Washington State Coach Nick Rolovich Is Running Out Of Excuses To Not Get Vaccinated

Washington State football coach Nick Rolovich addresses the media in a mask.
WSU/YouTube

Washington State’s Nick Rolovich is the only Pac-12 football coach who hasn’t received the COVID vaccine, but due to Gov. Jay Inslee’s statewide mandate announced this past week, Rolovich now has to get jabbed by Oct. 18 if he wants to keep his job. Washington’s mandate allows for medical and religious exemptions, but Rolovich would have to demonstrate a valid reason to qualify for one of those. He hasn’t done that so far, and in the past few days, he’s been deliberately vague about whether he’ll get vaccinated.

When asked on Thursday, Rolovich said that he planned on following the governor’s mandate. The coach spoke again with the media on Friday and was asked some followups on what he meant by that, but he wouldn’t go any further than repeating that he would “follow the mandate.” He gave normal answers to all other questions.

Cute stuff from the highest-paid state employee. Rolovich has dragged this out for a big chunk of the summer now. In July, he skipped the Pac-12 Media Day and was the only coach who participated remotely because he wanted to remain unvaccinated. He released a statement about how he chose not to get the vaccine “for reasons which will remain private.”

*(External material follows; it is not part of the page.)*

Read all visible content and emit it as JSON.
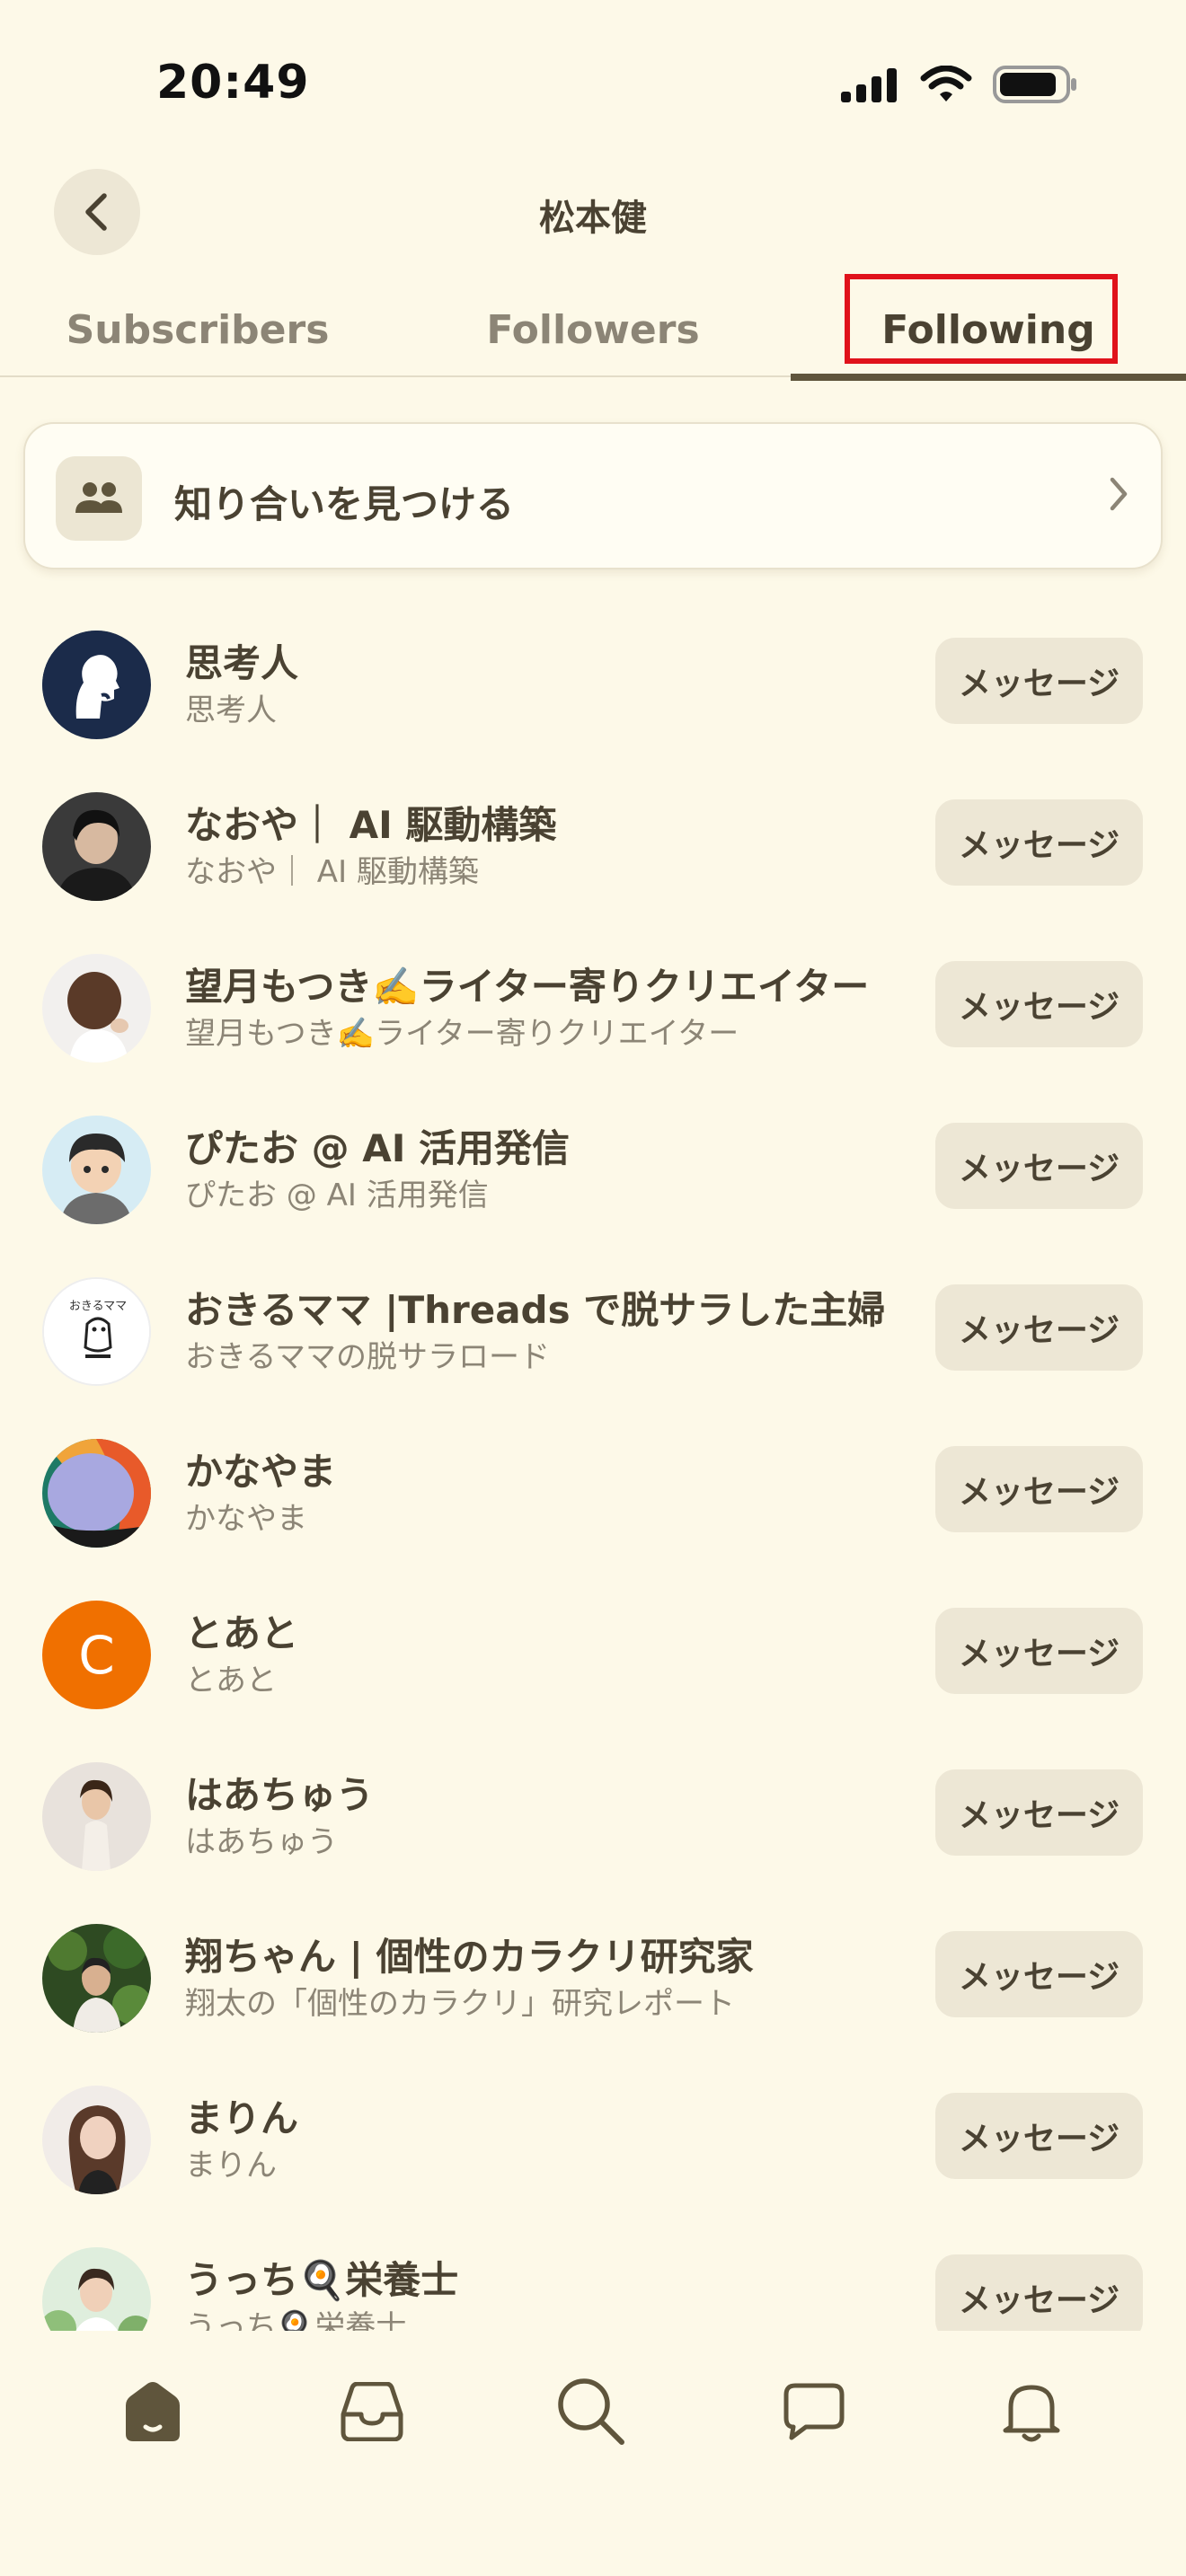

At a certain point, this puts the Cougars at a competitive disadvantage. Last week Brian Floyd of CougCenter made the case for firing the coach, arguing that Rolovich’s recruiting has underwhelmed this year, and any national attention he’s brought to the program has been negative. The WSU roster has the lowest vaccination rate in the conference at 80 percent, and their coach doesn’t seem like he’s in a position to encourage that number to go higher. It’s not like Rolovich has some stellar record to fall back on, either: The Cougars were only able to play four games last season in his first year as head coach, and the team went 1-3.

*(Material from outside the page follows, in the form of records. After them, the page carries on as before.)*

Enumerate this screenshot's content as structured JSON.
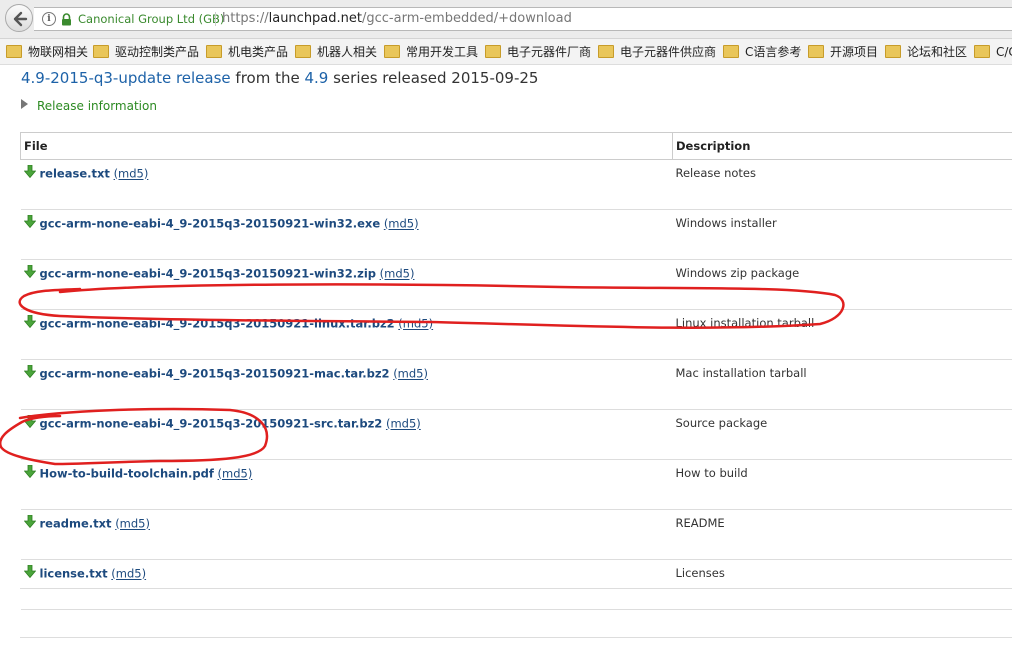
{
  "browser": {
    "org_label": "Canonical Group Ltd (GB)",
    "url_prefix": "https://",
    "url_host": "launchpad.net",
    "url_path": "/gcc-arm-embedded/+download"
  },
  "bookmarks": [
    {
      "label": "物联网相关"
    },
    {
      "label": "驱动控制类产品"
    },
    {
      "label": "机电类产品"
    },
    {
      "label": "机器人相关"
    },
    {
      "label": "常用开发工具"
    },
    {
      "label": "电子元器件厂商"
    },
    {
      "label": "电子元器件供应商"
    },
    {
      "label": "C语言参考"
    },
    {
      "label": "开源项目"
    },
    {
      "label": "论坛和社区"
    },
    {
      "label": "C/C"
    }
  ],
  "release": {
    "name": "4.9-2015-q3-update release",
    "from_the": " from the ",
    "series": "4.9",
    "series_released": " series released 2015-09-25",
    "info_link": "Release information"
  },
  "table": {
    "headers": {
      "file": "File",
      "description": "Description"
    },
    "rows": [
      {
        "file": "release.txt",
        "md5": "(md5)",
        "description": "Release notes"
      },
      {
        "file": "gcc-arm-none-eabi-4_9-2015q3-20150921-win32.exe",
        "md5": "(md5)",
        "description": "Windows installer"
      },
      {
        "file": "gcc-arm-none-eabi-4_9-2015q3-20150921-win32.zip",
        "md5": "(md5)",
        "description": "Windows zip package"
      },
      {
        "file": "gcc-arm-none-eabi-4_9-2015q3-20150921-linux.tar.bz2",
        "md5": "(md5)",
        "description": "Linux installation tarball"
      },
      {
        "file": "gcc-arm-none-eabi-4_9-2015q3-20150921-mac.tar.bz2",
        "md5": "(md5)",
        "description": "Mac installation tarball"
      },
      {
        "file": "gcc-arm-none-eabi-4_9-2015q3-20150921-src.tar.bz2",
        "md5": "(md5)",
        "description": "Source package"
      },
      {
        "file": "How-to-build-toolchain.pdf",
        "md5": "(md5)",
        "description": "How to build"
      },
      {
        "file": "readme.txt",
        "md5": "(md5)",
        "description": "README"
      },
      {
        "file": "license.txt",
        "md5": "(md5)",
        "description": "Licenses"
      }
    ]
  },
  "colors": {
    "link": "#1d62a8",
    "file_link": "#1d4a7e",
    "secure_green": "#3a8a2e",
    "annotation_red": "#e0201f",
    "download_arrow": "#4aa53a"
  },
  "icons": [
    "back-arrow-icon",
    "info-icon",
    "lock-icon",
    "folder-icon",
    "disclosure-triangle-icon",
    "download-arrow-icon"
  ]
}
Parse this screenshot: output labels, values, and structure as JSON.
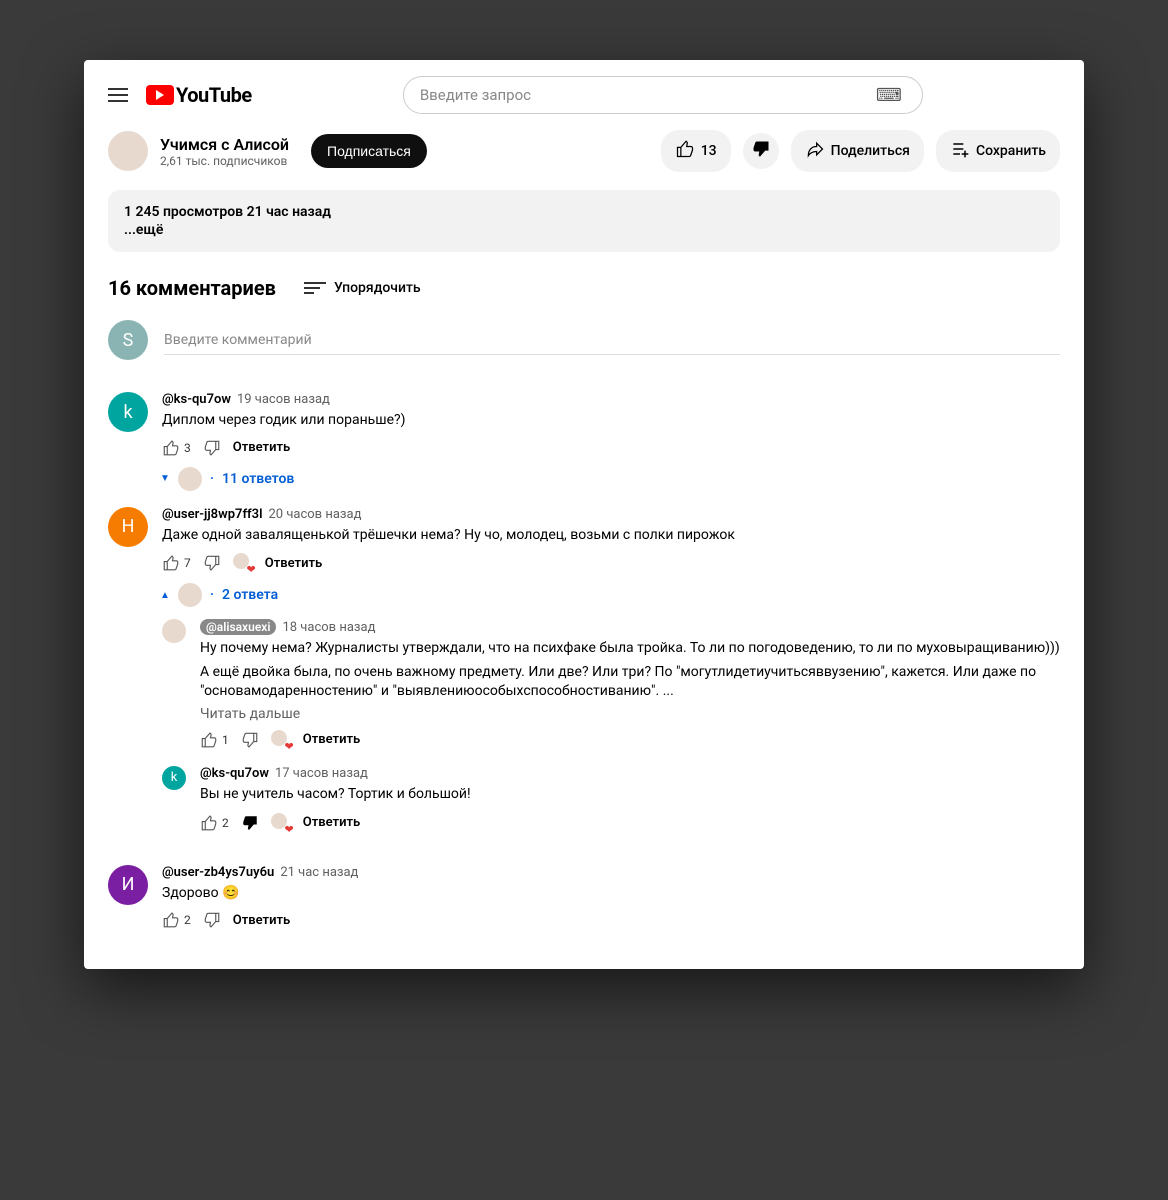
{
  "header": {
    "brand": "YouTube",
    "search_placeholder": "Введите запрос"
  },
  "channel": {
    "name": "Учимся с Алисой",
    "subscribers": "2,61 тыс. подписчиков",
    "subscribe_label": "Подписаться"
  },
  "actions": {
    "like_count": "13",
    "share": "Поделиться",
    "save": "Сохранить"
  },
  "meta": {
    "line": "1 245 просмотров  21 час назад",
    "more": "...ещё"
  },
  "comments": {
    "count_label": "16 комментариев",
    "sort_label": "Упорядочить",
    "add_placeholder": "Введите комментарий",
    "user_initial": "S"
  },
  "reply_label": "Ответить",
  "c1": {
    "author": "@ks-qu7ow",
    "time": "19 часов назад",
    "text": "Диплом через годик или пораньше?)",
    "likes": "3",
    "replies_label": "11 ответов",
    "initial": "k"
  },
  "c2": {
    "author": "@user-jj8wp7ff3l",
    "time": "20 часов назад",
    "text": "Даже одной завалященькой трёшечки нема? Ну чо, молодец, возьми с полки пирожок",
    "likes": "7",
    "replies_label": "2 ответа",
    "initial": "Н"
  },
  "c2r1": {
    "author": "@alisaxuexi",
    "time": "18 часов назад",
    "text1": "Ну почему нема? Журналисты утверждали, что на психфаке была тройка. То ли по погодоведению, то ли по муховыращиванию)))",
    "text2": "А ещё двойка была, по очень важному предмету. Или две? Или три? По \"могутлидетиучитьсяввузению\", кажется. Или даже по \"основамодаренностению\" и \"выявлениюособыхспособностиванию\". ...",
    "read_more": "Читать дальше",
    "likes": "1"
  },
  "c2r2": {
    "author": "@ks-qu7ow",
    "time": "17 часов назад",
    "text": "Вы не учитель часом? Тортик и большой!",
    "likes": "2",
    "initial": "k"
  },
  "c3": {
    "author": "@user-zb4ys7uy6u",
    "time": "21 час назад",
    "text": "Здорово 😊",
    "likes": "2",
    "initial": "И"
  }
}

Beyond his stubbornness over the vaccine, Rolovich hasn’t proven that he knows how to manage players. Last August, wide receiver Kassidy Woods opted out of the season due to health and safety concerns, but he then accused Rolovich and WSU of cutting him from the roster because he joined the Pac-12 unity movement that advocated for changes including safety guarantees and distribution of conference revenue. The school denied that Woods was cut. He then released a recorded conversation with Rolovich, who had some carefully vague thoughts on opt-outs. Via the Dallas Morning News:

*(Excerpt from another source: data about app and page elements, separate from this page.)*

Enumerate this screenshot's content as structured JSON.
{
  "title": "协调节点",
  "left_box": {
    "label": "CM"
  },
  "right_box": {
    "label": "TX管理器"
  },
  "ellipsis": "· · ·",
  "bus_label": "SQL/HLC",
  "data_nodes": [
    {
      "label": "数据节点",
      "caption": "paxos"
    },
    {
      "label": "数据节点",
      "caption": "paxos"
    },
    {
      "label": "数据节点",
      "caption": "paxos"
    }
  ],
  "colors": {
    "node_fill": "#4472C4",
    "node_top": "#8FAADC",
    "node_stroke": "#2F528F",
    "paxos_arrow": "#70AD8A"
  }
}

Rolovich: OK so that’s going to be, that’s gonna be an issue if you align with them as far as future stuff, cause the COVID stuff is one thing. But, um, joining this group is gonna put you on a, on a — that’s obviously, you know, you get to keep your scholarship this year, but it — it’s gonna be different. You know, if you, if you say, ‘I’m opting out ‘cause of COVID and health and safety,’ I’m good. But this group is gonna change, uh, I guess, how things go in the future for everybody, at least at our school. Um, so just think about that is, if it’s about getting paid and not (inaudible) about racial justice and that stuff. Then it’s probably, it’s there’s two sides, there’s two sides here. I’m good with the Sickle Cell and the COVID, and but this, this group is gonna be at a different level as far as how we’re kind of going to move forward in the future. Does that make sense?

After Woods released the conversation, Rolovich clarified that he supported Woods and regretted that his words were “construed as opposition.” That September, Woods entered the transfer portal; he now plays at Northern Colorado.

Floyd’s argument that Rolovich is unfit to lead is a persuasive one. College football coaches are ostensibly supposed to guide and support young adults, and it’s hard to set an example when you’re being recalcitrant in a media scrum while dressed like the Invisible Man. That said, it’d be a shock if Rolovich is fired this month. Even if the school wanted to do it, it wouldn’t be for cause. The state’s vaccine deadline isn’t until mid-October, so he’ll have a chance to prove to WSU that he’s worth the headache in the seven games he’ll coach before then. Assuming he doesn’t catch COVID, of course.